A PB. It was a surprising PB. I was chatting with a friend of mine recently about trying to feel relaxed during a race in order to maximise efficiency and I mentioned that in all of my PB races, I went in without feeling too much pressure or having any high or specific expectations. I suppose the fact that I knew I’d get the max amount of points for our team helped alleviate some of that pressure, along with the fact that I knew I’d be racing three times in one day and would inevitably be slower than if I had been focusing on a single race. I was wrong. In my heat, there weren’t any runners close to my seed time (11:35) as I was in a group of mostly 60+ year old runners. Sure, I had been in a race before with a 60 year old runner and had barely lived to tell the tale, but you know what they say: fool me once, shame on you. Fool me twice, shame on me. Or something like that. Based on all of the seed times, I knew I’d be running alone.

I did indeed run alone for all of the race. My first kilometer split was 3:47. I checked in to how I felt: I felt okay. So I continued along at around the same pace. The second split was 3:46. Pretty steady, and again I felt okay. With five laps remaining, I decided that I was getting a bit bored of running and wanted the race to be done and over with; however, with five laps remaining, I knew that I still had to run five laps. Make sense? Based on how I felt, I that that I could push it just a little bit harder, and I was right as I finished my last split in 3:44. A small difference but I was happy with the finish and the race as a whole. It was the first time that I felt so comfortable in a 3000m and was able to stay calm mentally and just tick off the laps, five at a time.

Part Three:

800m – 2:32 high

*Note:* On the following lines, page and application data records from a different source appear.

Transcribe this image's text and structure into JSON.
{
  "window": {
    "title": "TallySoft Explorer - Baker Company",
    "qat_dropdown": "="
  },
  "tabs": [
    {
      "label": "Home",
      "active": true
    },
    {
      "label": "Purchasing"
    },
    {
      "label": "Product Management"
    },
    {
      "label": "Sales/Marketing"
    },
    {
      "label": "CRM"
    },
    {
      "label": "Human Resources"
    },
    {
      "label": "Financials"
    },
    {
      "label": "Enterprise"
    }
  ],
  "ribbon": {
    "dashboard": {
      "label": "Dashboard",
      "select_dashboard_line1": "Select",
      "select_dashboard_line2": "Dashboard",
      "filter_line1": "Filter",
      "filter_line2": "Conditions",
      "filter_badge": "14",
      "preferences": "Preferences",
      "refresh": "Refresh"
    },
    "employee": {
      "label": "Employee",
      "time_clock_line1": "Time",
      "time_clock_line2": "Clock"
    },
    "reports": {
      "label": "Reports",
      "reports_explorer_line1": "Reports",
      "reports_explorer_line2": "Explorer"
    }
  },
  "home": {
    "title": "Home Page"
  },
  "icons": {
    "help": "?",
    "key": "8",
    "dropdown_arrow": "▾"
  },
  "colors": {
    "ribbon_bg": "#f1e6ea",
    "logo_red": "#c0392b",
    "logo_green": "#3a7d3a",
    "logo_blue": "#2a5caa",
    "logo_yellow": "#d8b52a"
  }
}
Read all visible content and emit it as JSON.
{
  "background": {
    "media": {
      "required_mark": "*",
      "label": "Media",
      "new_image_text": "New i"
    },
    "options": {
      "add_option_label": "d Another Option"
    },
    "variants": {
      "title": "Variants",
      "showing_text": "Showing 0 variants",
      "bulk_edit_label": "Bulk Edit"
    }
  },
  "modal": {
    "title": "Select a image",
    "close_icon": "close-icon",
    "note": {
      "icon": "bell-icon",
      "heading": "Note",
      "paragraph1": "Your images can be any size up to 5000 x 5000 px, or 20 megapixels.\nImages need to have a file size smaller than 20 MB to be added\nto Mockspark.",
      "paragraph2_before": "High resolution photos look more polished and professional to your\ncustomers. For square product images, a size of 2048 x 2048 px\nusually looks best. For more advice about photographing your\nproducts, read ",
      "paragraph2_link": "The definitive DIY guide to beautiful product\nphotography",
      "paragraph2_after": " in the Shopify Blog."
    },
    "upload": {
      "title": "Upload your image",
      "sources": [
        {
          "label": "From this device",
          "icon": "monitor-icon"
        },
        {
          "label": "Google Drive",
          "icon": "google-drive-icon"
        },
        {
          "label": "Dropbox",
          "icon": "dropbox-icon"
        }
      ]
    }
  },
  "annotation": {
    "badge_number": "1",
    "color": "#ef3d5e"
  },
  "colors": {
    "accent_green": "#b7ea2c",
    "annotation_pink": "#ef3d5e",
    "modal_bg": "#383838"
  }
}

At this point in the meet, I was tired, hungry, suffering from the morning’s beet juice, etc. slurries and wanting to be done with it. I usually can’t eat much during these meets because I’m nervous and also because I hate the feeling of food sloshing around in my paunch. Instead of food, I opted for a vending machine lunch of Starbursts and some old coffee that I had brought in a thermos. Before the race, I was unsure whether or not I’d wear spikes at all during the meet since I had a bit of pain in my left foot, but because it seemed to feel okay after the 3000m and I wanted to get the meet done and over with, I felt that racing in spikes would expedite the completion of the day. I tucked in behind another lady, and just trailed behind her the whole way. It was with 150m to go that she started to pull ahead, and all I could do was go with her; sadly, I was unable to unleash a monstrous and crowd-pleasing kick to push past her, but I crossed the line and I was done.

It was an exhausting and surprising day. Some of the best moments at track meets include cheering on teammates doing silly things such as steeplechase, high jump, and shot put. And then the other great moments are when your teammates cheer you on when you’re doing silly things like the 1500m, 3000m, and the 800m.